Moko is a disease that affects bananas and other crops within the banana family causing a reduction in yield and sometimes total death of the plant.
Plants wilt, leaves turn yellow and drop off, brown streaks and patches occur on the stem. Symptoms include the navel (male bud) becoming black and dropping, uneven and pre-mature ripening of fruits, blackening of the inside of the fruit and death of plants.
The disease passes from infected plant to suckers and followers in the same mat.
Farmers can transfer the disease from infected plants to clean plants during field sanitation operations; disease is carried on cutlasses and saws on pruning and de-suckering tools.
Insects that visit flowers and freshly cut plant surfaces spread the disease from plant to plant.
The diseases also enter plants via damaged roots, either from soil to root or root to root.
There is no chemical or other cure for Moko.
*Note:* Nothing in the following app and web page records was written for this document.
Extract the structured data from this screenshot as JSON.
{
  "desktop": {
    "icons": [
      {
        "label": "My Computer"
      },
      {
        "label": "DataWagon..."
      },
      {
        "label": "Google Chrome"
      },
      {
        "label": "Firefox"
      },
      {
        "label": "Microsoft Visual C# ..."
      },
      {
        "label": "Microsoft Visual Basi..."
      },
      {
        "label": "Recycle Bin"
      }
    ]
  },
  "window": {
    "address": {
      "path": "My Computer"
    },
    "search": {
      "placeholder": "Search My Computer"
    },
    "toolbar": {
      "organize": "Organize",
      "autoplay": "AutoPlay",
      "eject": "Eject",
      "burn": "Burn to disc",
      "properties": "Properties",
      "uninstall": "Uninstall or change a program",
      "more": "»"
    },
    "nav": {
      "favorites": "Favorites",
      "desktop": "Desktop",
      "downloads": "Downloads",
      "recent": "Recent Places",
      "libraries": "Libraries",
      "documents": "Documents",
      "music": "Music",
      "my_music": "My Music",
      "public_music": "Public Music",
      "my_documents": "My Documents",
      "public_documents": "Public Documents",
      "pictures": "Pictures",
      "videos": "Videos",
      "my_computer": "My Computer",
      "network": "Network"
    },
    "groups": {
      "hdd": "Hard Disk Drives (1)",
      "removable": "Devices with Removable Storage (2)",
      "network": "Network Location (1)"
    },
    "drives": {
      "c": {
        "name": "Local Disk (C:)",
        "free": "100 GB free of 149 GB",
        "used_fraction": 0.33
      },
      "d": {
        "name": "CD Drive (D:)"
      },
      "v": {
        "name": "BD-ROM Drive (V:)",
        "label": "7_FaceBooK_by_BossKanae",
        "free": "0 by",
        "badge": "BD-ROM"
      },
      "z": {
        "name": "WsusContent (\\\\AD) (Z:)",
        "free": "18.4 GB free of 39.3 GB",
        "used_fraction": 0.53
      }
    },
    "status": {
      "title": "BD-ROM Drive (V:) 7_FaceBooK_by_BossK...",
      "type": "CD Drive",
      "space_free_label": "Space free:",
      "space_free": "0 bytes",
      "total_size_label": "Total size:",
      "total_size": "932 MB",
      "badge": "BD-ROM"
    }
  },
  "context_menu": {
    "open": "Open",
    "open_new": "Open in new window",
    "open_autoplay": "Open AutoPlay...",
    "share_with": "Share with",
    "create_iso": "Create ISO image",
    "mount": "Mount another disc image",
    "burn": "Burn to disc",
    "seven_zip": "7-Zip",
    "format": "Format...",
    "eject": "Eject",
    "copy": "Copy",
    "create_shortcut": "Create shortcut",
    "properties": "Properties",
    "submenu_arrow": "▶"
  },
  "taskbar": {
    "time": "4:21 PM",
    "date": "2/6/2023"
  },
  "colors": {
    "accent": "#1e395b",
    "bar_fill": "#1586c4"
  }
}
A number of things can be done to prevent or restrict the spread of this disease.
- Use uninfected seedlings raised from tissue culture.
Sleeve bunches at an early stage before fingers emerge.
- Deflower bunches at the correct stage and remove navel (male bud).
- Sterilize tools with a small amount of bleach (concentrated enough so that you can smell it) between pruning operations, even if the crop you are working on appears to be disease free.
- Destroy any diseased plants by cutting and composting.
- A fallow period of 6-12 months will ensure the disease dies out in the soil.